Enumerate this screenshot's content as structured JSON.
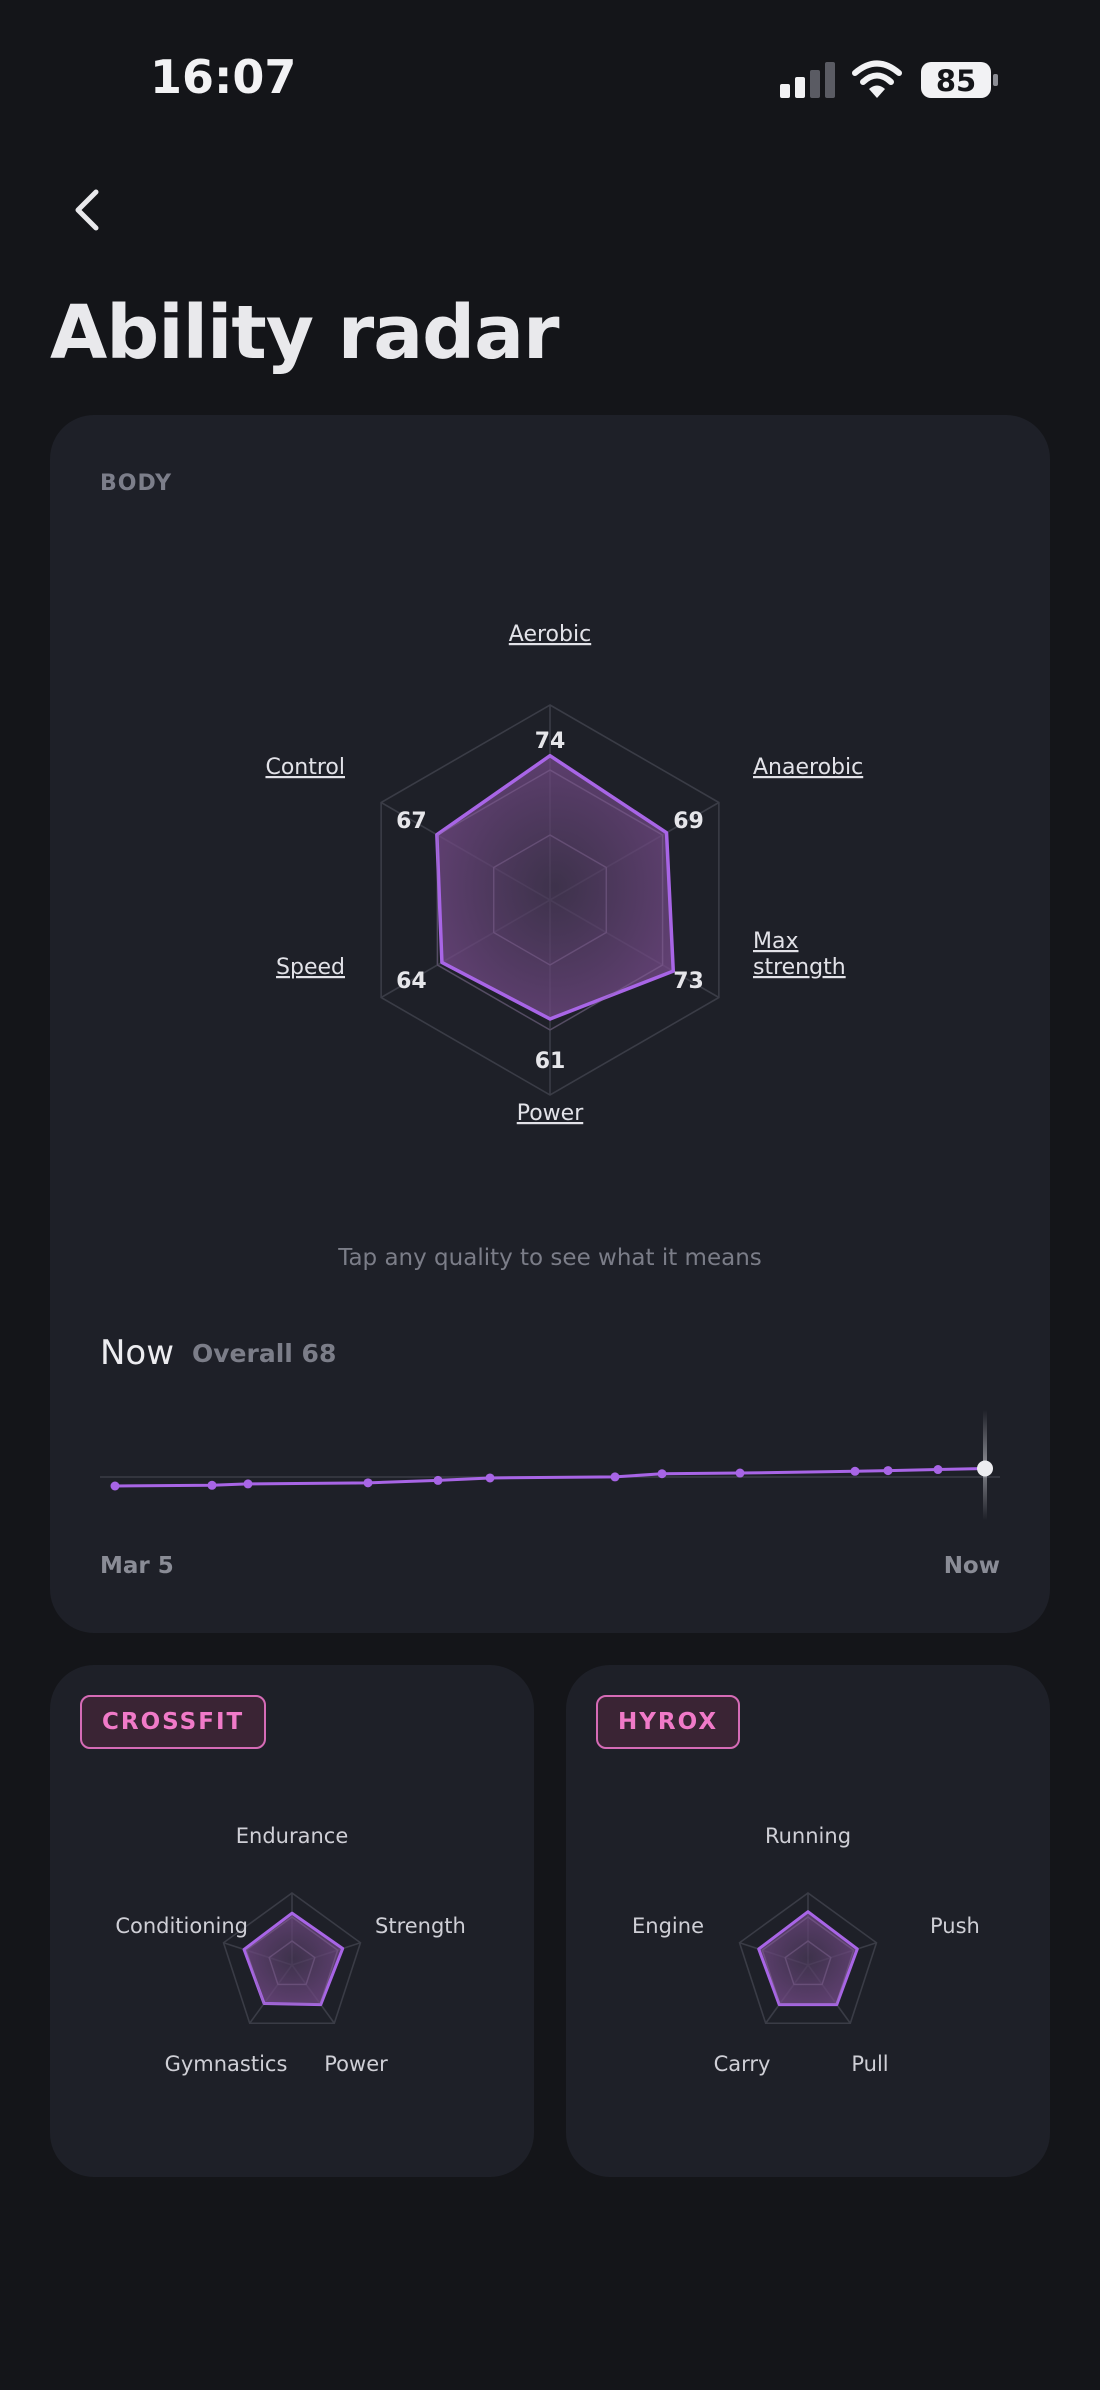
{
  "status": {
    "time": "16:07",
    "battery": "85"
  },
  "page": {
    "title": "Ability radar"
  },
  "body": {
    "section_label": "BODY",
    "hint": "Tap any quality to see what it means",
    "trend": {
      "now_label": "Now",
      "overall_label": "Overall 68",
      "start_label": "Mar 5",
      "end_label": "Now"
    }
  },
  "chart_data": [
    {
      "type": "radar",
      "axes": [
        "Aerobic",
        "Anaerobic",
        "Max strength",
        "Power",
        "Speed",
        "Control"
      ],
      "values": [
        74,
        69,
        73,
        61,
        64,
        67
      ],
      "max": 100
    },
    {
      "type": "line",
      "title": "",
      "x": [
        "Mar 5",
        "",
        "",
        "",
        "",
        "",
        "",
        "",
        "",
        "",
        "",
        "",
        "Now"
      ],
      "values": [
        63,
        63.2,
        63.6,
        63.9,
        64.6,
        65.3,
        65.6,
        66.5,
        66.7,
        67.2,
        67.4,
        67.7,
        68
      ],
      "x_labels": [
        "Mar 5",
        "Now"
      ]
    }
  ],
  "crossfit": {
    "tag": "CROSSFIT",
    "axes": [
      "Endurance",
      "Strength",
      "Power",
      "Gymnastics",
      "Conditioning"
    ],
    "values": [
      72,
      74,
      68,
      66,
      70
    ]
  },
  "hyrox": {
    "tag": "HYROX",
    "axes": [
      "Running",
      "Push",
      "Pull",
      "Carry",
      "Engine"
    ],
    "values": [
      74,
      72,
      68,
      68,
      72
    ]
  },
  "colors": {
    "accent": "#a865e6",
    "fill": "#7a4c8e",
    "tag": "#f07ac8",
    "bg": "#141519",
    "card": "#1e2028"
  }
}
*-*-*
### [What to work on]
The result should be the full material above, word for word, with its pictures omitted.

### [Output for this task]
Enumerate this screenshot's content as structured JSON.
{
  "status": {
    "time": "16:07",
    "battery": "85"
  },
  "page": {
    "title": "Ability radar"
  },
  "body": {
    "section_label": "BODY",
    "hint": "Tap any quality to see what it means",
    "trend": {
      "now_label": "Now",
      "overall_label": "Overall 68",
      "start_label": "Mar 5",
      "end_label": "Now"
    }
  },
  "chart_data": [
    {
      "type": "radar",
      "axes": [
        "Aerobic",
        "Anaerobic",
        "Max strength",
        "Power",
        "Speed",
        "Control"
      ],
      "values": [
        74,
        69,
        73,
        61,
        64,
        67
      ],
      "max": 100
    },
    {
      "type": "line",
      "title": "",
      "x": [
        "Mar 5",
        "",
        "",
        "",
        "",
        "",
        "",
        "",
        "",
        "",
        "",
        "",
        "Now"
      ],
      "values": [
        63,
        63.2,
        63.6,
        63.9,
        64.6,
        65.3,
        65.6,
        66.5,
        66.7,
        67.2,
        67.4,
        67.7,
        68
      ],
      "x_labels": [
        "Mar 5",
        "Now"
      ]
    }
  ],
  "crossfit": {
    "tag": "CROSSFIT",
    "axes": [
      "Endurance",
      "Strength",
      "Power",
      "Gymnastics",
      "Conditioning"
    ],
    "values": [
      72,
      74,
      68,
      66,
      70
    ]
  },
  "hyrox": {
    "tag": "HYROX",
    "axes": [
      "Running",
      "Push",
      "Pull",
      "Carry",
      "Engine"
    ],
    "values": [
      74,
      72,
      68,
      68,
      72
    ]
  },
  "colors": {
    "accent": "#a865e6",
    "fill": "#7a4c8e",
    "tag": "#f07ac8",
    "bg": "#141519",
    "card": "#1e2028"
  }
}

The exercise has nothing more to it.